EXERCISE DESCRIPTION: Below are some entries. Copy each line that holds the string "умолчанию".

[DATA SHOWN]

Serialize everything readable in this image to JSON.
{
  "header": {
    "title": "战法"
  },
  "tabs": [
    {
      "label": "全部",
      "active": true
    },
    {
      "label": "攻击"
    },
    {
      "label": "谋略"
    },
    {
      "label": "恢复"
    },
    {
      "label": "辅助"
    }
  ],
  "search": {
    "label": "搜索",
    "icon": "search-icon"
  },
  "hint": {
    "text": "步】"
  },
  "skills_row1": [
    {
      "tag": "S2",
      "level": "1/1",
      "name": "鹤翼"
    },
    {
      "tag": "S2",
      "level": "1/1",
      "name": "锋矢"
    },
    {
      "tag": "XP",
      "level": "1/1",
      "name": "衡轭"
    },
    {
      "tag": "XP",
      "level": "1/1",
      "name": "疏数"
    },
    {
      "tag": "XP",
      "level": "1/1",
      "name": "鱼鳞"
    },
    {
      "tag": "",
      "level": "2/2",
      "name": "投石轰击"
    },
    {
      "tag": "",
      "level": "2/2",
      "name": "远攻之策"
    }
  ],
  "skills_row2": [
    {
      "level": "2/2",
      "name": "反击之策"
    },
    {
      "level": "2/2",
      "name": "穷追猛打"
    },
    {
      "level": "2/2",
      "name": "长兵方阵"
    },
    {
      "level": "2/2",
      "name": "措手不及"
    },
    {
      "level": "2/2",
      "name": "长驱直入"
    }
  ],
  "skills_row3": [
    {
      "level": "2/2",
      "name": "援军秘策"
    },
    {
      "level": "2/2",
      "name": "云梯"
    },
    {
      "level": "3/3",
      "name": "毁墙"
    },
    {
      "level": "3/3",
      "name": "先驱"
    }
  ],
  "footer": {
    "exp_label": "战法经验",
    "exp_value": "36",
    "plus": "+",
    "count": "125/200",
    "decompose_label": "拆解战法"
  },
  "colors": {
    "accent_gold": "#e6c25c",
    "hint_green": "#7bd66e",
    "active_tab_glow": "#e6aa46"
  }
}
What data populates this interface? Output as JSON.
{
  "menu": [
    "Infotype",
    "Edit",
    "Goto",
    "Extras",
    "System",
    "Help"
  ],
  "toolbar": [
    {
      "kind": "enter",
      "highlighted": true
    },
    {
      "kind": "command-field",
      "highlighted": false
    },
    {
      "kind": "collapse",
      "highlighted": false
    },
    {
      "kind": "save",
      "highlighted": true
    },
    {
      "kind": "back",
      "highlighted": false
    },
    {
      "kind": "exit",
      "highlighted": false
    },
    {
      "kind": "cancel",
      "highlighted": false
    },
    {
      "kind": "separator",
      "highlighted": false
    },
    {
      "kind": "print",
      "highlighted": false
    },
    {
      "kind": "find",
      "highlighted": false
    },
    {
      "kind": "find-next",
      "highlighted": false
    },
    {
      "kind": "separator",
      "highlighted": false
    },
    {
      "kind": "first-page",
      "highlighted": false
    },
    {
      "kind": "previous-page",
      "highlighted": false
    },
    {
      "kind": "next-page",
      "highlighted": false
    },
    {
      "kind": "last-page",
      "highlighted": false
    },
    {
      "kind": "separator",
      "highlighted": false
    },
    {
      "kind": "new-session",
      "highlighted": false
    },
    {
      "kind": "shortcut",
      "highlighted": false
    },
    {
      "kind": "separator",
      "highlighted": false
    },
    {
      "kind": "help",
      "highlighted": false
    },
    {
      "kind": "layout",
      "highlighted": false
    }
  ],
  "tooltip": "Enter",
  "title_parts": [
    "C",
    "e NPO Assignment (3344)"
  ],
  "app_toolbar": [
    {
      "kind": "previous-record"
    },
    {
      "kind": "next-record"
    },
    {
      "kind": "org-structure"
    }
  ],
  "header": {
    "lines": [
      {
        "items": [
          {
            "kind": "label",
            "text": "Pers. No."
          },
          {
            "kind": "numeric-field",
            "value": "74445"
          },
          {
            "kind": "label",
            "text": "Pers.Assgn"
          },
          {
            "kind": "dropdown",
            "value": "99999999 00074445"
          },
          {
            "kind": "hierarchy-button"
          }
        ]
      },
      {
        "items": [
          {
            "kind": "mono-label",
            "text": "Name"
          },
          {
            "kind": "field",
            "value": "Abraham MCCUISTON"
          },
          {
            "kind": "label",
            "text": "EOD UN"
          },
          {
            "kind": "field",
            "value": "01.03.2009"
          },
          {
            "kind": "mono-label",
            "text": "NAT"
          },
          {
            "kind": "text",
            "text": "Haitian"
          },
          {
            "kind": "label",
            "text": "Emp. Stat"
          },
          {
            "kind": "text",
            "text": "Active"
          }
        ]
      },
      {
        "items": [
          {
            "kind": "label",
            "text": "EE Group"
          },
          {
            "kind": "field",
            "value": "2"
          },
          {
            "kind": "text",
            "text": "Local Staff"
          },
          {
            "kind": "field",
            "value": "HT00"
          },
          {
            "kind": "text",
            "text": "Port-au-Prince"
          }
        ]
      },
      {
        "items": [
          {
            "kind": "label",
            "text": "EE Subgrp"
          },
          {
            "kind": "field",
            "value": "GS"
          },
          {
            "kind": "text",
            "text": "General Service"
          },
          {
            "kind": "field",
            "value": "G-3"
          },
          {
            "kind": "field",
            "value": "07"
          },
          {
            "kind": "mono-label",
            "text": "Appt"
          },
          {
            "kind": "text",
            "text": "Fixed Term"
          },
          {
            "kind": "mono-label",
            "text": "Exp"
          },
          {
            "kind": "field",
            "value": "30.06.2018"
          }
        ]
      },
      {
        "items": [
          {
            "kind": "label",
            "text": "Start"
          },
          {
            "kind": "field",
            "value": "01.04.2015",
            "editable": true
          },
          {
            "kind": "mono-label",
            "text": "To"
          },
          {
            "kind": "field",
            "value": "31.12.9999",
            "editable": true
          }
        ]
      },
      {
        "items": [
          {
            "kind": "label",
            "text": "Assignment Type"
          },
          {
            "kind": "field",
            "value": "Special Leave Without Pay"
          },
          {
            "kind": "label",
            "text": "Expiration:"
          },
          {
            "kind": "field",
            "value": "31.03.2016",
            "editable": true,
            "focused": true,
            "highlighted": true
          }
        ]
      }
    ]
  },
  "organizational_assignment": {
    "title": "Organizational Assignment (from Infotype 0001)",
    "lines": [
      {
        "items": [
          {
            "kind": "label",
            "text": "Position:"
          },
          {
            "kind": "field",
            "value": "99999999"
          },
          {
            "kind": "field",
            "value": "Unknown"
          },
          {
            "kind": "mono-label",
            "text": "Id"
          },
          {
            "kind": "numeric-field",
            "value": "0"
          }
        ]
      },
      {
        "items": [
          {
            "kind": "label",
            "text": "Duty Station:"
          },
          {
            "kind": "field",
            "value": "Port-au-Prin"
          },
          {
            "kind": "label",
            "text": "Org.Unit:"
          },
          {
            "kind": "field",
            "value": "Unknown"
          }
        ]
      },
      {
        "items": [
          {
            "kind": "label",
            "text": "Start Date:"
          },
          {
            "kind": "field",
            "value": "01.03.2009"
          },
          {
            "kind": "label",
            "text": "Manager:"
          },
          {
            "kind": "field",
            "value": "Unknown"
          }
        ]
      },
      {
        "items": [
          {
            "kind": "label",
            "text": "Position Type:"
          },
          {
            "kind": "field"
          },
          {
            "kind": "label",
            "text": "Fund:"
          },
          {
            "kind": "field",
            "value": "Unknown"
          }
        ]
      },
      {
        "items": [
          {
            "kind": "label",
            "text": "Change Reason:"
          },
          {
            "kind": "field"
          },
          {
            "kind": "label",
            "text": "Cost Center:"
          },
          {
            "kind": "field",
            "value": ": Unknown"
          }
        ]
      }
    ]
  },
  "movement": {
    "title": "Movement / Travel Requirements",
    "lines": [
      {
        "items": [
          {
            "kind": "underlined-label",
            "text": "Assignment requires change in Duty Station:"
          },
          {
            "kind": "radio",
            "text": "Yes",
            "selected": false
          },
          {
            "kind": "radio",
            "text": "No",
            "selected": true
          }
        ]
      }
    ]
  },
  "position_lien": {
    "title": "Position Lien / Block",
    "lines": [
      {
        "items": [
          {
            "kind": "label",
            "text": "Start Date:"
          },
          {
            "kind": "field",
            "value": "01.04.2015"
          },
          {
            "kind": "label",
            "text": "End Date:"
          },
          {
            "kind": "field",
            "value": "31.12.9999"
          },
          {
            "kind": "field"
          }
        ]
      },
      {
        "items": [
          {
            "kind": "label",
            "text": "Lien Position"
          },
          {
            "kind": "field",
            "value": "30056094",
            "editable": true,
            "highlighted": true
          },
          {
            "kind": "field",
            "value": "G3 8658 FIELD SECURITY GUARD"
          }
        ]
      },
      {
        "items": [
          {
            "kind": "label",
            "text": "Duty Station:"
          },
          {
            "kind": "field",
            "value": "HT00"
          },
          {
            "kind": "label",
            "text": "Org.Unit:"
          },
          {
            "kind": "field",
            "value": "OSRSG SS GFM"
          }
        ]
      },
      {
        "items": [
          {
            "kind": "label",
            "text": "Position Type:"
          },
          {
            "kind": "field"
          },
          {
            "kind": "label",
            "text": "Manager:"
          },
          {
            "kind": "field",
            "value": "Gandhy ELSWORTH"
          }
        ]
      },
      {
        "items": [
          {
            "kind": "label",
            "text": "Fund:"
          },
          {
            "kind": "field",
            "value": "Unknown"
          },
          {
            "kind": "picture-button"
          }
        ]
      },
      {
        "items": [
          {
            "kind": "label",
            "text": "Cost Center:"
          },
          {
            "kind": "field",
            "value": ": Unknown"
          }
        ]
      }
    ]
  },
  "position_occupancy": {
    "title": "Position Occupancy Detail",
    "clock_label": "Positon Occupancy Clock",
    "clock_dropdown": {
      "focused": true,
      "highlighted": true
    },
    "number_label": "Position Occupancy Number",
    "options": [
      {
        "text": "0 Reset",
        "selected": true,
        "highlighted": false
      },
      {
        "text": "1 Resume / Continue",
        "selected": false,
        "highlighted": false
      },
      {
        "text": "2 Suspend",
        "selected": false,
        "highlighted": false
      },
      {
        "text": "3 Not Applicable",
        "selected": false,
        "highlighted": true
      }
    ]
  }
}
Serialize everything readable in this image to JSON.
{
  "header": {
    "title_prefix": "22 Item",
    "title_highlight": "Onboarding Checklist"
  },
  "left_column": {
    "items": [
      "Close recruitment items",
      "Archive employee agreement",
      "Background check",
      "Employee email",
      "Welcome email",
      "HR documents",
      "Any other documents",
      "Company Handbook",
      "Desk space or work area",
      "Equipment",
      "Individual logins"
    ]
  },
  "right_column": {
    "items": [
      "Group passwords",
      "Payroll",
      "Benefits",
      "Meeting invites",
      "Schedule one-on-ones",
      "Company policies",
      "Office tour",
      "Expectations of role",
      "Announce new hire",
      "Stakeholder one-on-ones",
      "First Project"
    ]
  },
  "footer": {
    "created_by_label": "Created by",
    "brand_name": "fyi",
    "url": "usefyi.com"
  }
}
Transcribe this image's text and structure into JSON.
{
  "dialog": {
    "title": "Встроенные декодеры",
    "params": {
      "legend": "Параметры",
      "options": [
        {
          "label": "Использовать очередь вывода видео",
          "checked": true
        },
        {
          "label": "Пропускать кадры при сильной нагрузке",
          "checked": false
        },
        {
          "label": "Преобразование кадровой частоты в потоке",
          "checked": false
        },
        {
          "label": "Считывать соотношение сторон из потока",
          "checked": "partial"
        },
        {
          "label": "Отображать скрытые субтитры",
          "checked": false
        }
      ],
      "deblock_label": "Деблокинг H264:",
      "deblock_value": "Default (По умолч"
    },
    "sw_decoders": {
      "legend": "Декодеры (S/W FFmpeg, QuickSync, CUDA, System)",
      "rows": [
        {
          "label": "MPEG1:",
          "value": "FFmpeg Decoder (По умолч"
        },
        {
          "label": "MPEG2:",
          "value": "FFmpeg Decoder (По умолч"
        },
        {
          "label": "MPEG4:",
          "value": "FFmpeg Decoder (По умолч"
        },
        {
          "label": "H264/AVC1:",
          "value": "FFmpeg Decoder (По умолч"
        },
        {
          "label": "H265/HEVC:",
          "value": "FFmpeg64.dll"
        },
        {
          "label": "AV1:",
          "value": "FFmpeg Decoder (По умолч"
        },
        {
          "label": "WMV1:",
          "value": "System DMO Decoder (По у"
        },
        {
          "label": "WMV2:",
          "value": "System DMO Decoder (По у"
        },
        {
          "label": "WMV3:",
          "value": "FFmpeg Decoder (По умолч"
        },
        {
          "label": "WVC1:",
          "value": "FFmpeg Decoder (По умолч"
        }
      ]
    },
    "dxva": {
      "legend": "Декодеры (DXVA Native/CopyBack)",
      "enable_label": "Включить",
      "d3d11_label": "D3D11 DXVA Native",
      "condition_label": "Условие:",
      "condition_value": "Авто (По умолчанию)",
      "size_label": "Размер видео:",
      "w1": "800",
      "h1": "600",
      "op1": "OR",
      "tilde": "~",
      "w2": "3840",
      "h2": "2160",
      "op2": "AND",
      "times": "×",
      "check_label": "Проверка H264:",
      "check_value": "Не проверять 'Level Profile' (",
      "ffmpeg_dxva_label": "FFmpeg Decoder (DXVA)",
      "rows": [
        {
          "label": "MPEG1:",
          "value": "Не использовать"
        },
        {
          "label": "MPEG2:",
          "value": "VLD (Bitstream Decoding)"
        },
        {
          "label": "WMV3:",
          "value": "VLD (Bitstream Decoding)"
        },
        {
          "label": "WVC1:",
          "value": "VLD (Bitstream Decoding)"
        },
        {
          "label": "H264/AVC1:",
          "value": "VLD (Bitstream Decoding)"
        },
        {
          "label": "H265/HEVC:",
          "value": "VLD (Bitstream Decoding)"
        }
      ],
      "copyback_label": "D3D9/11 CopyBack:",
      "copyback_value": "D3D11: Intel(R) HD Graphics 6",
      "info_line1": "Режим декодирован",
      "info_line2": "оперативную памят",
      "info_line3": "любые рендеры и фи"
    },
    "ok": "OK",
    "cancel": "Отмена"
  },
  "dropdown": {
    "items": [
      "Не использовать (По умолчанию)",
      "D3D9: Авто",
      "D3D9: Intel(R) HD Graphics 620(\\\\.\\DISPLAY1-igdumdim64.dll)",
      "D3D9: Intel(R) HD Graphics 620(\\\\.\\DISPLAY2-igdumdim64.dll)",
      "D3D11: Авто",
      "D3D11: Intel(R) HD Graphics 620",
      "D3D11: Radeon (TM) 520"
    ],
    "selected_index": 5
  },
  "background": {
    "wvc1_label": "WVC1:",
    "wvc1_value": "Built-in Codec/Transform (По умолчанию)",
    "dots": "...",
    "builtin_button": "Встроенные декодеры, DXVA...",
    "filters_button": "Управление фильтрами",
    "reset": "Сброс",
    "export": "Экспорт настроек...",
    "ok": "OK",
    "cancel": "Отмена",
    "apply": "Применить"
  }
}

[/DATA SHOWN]

RESPONSE:
      "condition_value": "Авто (По умолчанию)",
      "Не использовать (По умолчанию)",
    "wvc1_value": "Built-in Codec/Transform (По умолчанию)",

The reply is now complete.